<<<<
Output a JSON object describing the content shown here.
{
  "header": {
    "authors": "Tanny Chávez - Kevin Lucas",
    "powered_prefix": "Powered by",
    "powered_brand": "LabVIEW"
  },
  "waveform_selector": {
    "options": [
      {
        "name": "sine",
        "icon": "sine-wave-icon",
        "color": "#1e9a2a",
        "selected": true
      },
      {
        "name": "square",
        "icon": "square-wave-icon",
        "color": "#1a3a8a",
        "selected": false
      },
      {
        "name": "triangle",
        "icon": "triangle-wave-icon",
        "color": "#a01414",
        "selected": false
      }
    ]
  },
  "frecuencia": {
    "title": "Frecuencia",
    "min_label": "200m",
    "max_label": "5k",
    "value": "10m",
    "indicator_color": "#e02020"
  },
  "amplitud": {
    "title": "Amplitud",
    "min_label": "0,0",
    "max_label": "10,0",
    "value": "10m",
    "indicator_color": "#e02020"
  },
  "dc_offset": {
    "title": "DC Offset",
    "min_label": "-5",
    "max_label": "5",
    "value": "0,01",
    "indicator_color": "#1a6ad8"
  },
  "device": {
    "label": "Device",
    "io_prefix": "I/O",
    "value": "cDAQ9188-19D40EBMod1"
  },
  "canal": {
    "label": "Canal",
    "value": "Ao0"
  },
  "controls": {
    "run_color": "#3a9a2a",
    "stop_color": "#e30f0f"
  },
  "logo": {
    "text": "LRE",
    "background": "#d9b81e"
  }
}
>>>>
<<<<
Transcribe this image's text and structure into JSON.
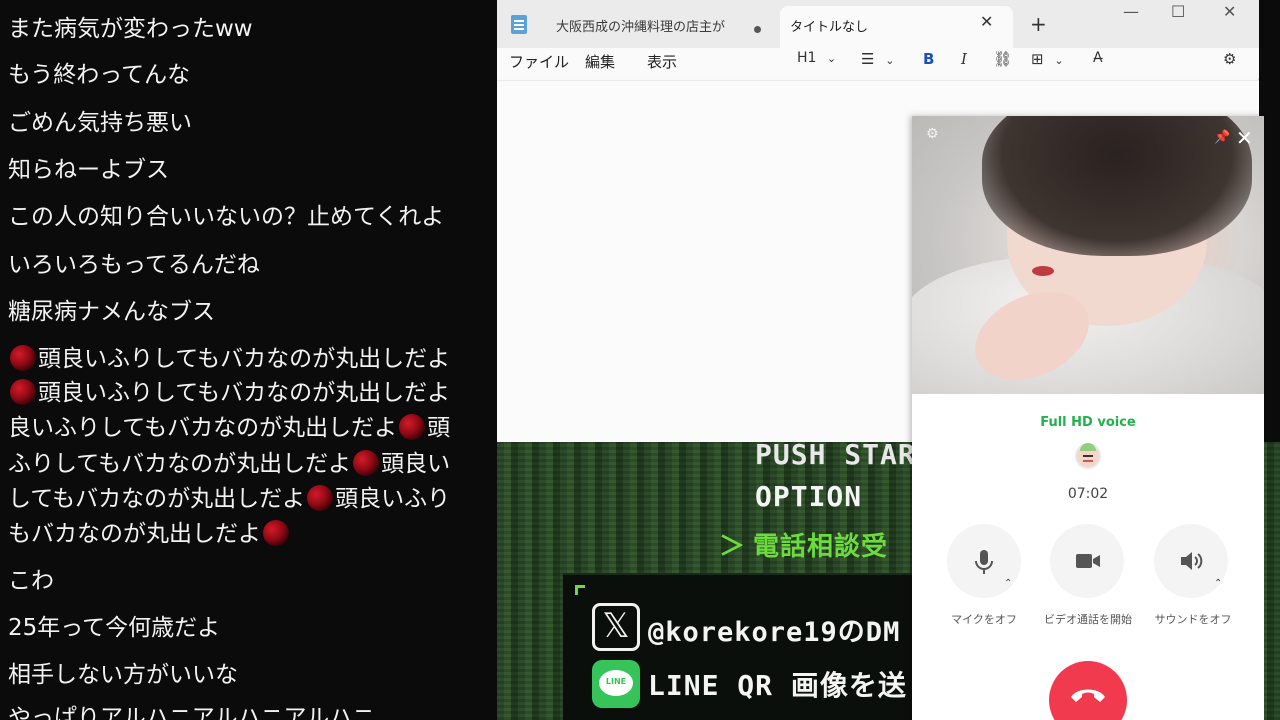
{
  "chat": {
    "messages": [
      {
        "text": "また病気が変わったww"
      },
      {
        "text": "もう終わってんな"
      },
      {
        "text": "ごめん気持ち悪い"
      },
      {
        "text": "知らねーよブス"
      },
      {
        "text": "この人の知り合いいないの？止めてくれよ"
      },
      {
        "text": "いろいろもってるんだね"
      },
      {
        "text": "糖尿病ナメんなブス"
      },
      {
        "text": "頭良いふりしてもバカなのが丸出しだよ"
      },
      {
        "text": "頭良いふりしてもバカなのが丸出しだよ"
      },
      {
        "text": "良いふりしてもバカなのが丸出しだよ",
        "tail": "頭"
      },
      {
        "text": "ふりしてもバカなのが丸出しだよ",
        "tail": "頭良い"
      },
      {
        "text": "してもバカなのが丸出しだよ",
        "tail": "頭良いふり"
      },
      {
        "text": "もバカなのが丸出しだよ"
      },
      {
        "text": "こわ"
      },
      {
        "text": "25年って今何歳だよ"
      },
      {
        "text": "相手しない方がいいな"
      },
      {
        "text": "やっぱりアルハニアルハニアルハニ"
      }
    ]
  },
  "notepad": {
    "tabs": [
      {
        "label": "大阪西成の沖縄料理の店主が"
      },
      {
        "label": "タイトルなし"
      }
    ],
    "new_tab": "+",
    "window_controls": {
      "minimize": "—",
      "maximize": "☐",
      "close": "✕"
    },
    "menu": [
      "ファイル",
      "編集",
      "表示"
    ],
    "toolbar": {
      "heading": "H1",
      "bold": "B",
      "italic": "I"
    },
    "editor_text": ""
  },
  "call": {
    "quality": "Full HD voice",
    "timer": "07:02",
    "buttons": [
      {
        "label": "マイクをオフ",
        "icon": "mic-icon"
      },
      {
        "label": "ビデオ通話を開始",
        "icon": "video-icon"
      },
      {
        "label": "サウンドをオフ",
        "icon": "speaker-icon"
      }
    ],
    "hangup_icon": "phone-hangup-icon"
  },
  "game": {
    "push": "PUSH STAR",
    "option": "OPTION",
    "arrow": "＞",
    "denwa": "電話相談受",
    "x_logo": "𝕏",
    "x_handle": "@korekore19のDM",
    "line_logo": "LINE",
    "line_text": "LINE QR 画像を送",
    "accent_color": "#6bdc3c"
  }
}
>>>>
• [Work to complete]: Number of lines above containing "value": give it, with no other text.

• [Exercise response]: 5